((
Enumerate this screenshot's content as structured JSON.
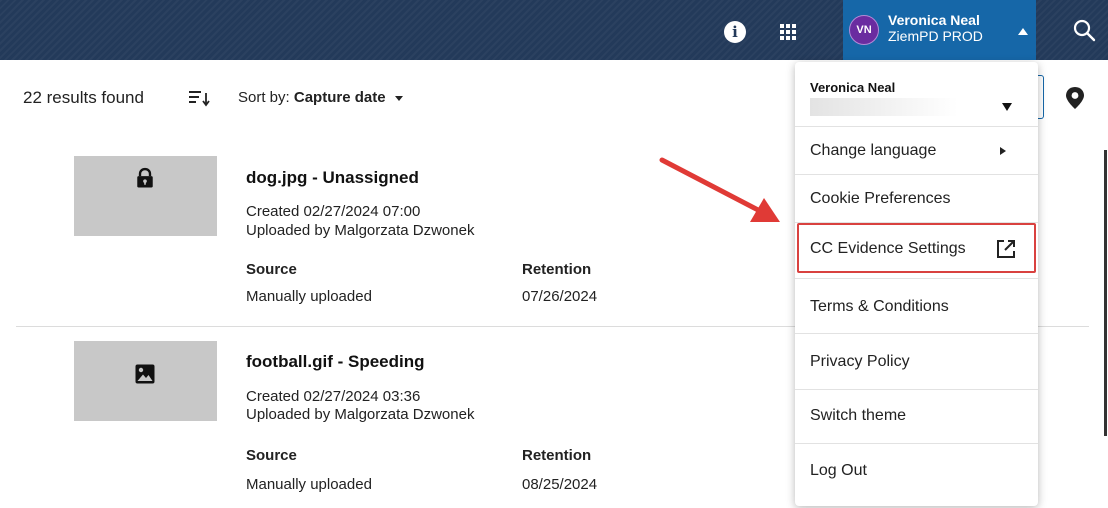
{
  "topbar": {
    "info_icon": "info-icon",
    "apps_icon": "apps-grid-icon",
    "user": {
      "initials": "VN",
      "name": "Veronica Neal",
      "environment": "ZiemPD PROD"
    },
    "search_icon": "search-icon",
    "colors": {
      "bar": "#233a5a",
      "user_chip": "#1667a8",
      "avatar": "#6a2ca0"
    }
  },
  "results": {
    "count_label": "22 results found",
    "sort_prefix": "Sort by:",
    "sort_value": "Capture date"
  },
  "items": [
    {
      "icon": "lock-icon",
      "title": "dog.jpg - Unassigned",
      "created": "Created 02/27/2024 07:00",
      "uploaded": "Uploaded by Malgorzata Dzwonek",
      "source_label": "Source",
      "source_value": "Manually uploaded",
      "retention_label": "Retention",
      "retention_value": "07/26/2024"
    },
    {
      "icon": "image-icon",
      "title": "football.gif - Speeding",
      "created": "Created 02/27/2024 03:36",
      "uploaded": "Uploaded by Malgorzata Dzwonek",
      "source_label": "Source",
      "source_value": "Manually uploaded",
      "retention_label": "Retention",
      "retention_value": "08/25/2024"
    }
  ],
  "menu": {
    "user_name": "Veronica Neal",
    "items": [
      {
        "label": "Change language"
      },
      {
        "label": "Cookie Preferences"
      },
      {
        "label": "CC Evidence Settings"
      },
      {
        "label": "Terms & Conditions"
      },
      {
        "label": "Privacy Policy"
      },
      {
        "label": "Switch theme"
      },
      {
        "label": "Log Out"
      }
    ],
    "highlight_color": "#d9413f"
  }
}
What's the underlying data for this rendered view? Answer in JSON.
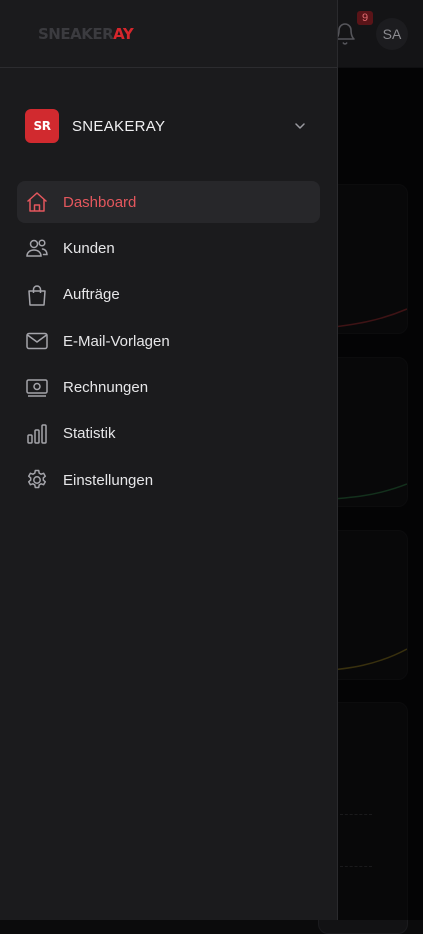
{
  "app": {
    "notification_count": "9",
    "user_initials": "SA"
  },
  "logo": {
    "part1": "SNEAKER",
    "part2": "AY"
  },
  "workspace": {
    "badge": "SR",
    "name": "SNEAKERAY"
  },
  "nav": {
    "items": [
      {
        "label": "Dashboard",
        "icon": "home-icon",
        "active": true
      },
      {
        "label": "Kunden",
        "icon": "users-icon"
      },
      {
        "label": "Aufträge",
        "icon": "shopping-bag-icon"
      },
      {
        "label": "E-Mail-Vorlagen",
        "icon": "mail-icon"
      },
      {
        "label": "Rechnungen",
        "icon": "invoice-icon"
      },
      {
        "label": "Statistik",
        "icon": "bar-chart-icon"
      },
      {
        "label": "Einstellungen",
        "icon": "settings-icon"
      }
    ]
  },
  "colors": {
    "accent": "#e4575d",
    "brand_red": "#d12a2f",
    "drawer_bg": "#1b1b1d",
    "active_bg": "#27272a"
  }
}
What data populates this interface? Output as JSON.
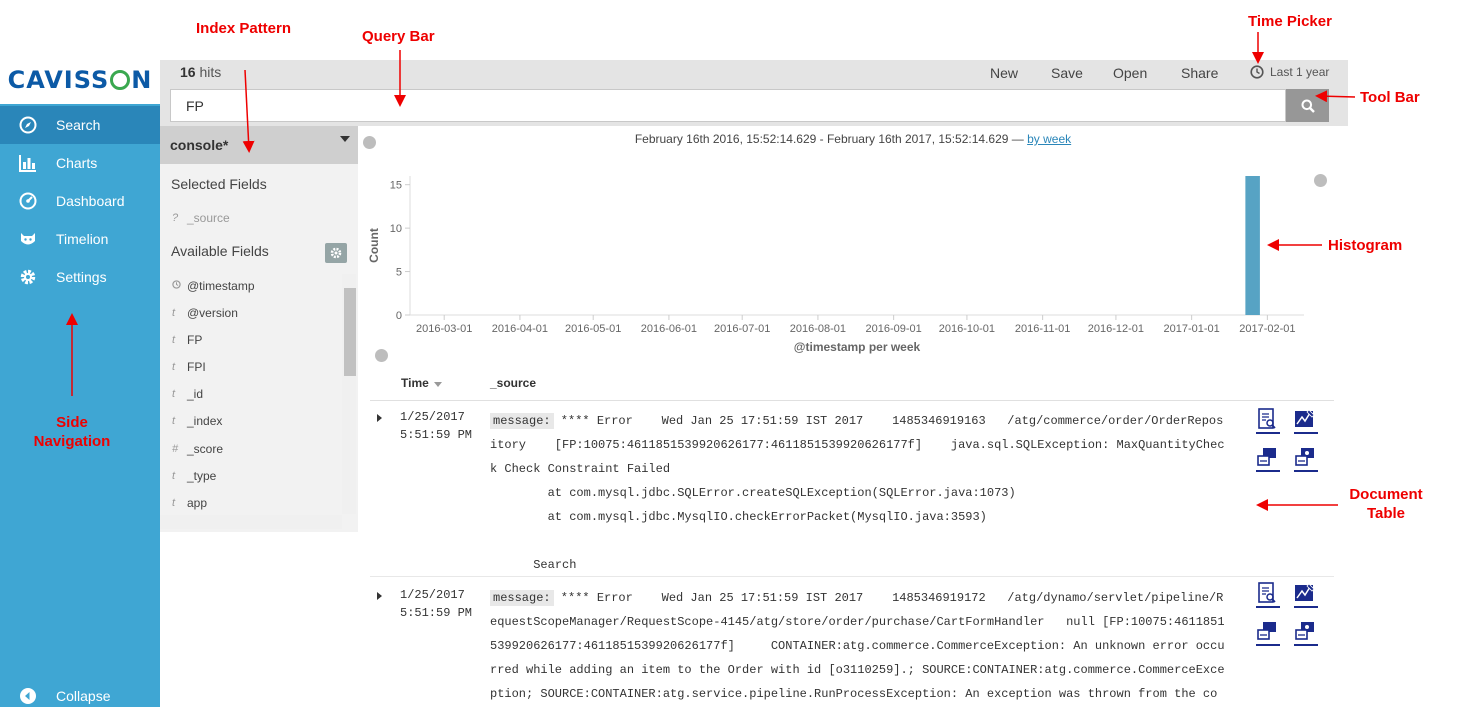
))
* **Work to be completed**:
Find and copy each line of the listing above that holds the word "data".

* **Response**:
What's the underlying data for this rendered view? Answer in JSON.
What data populates this interface? Output as JSON.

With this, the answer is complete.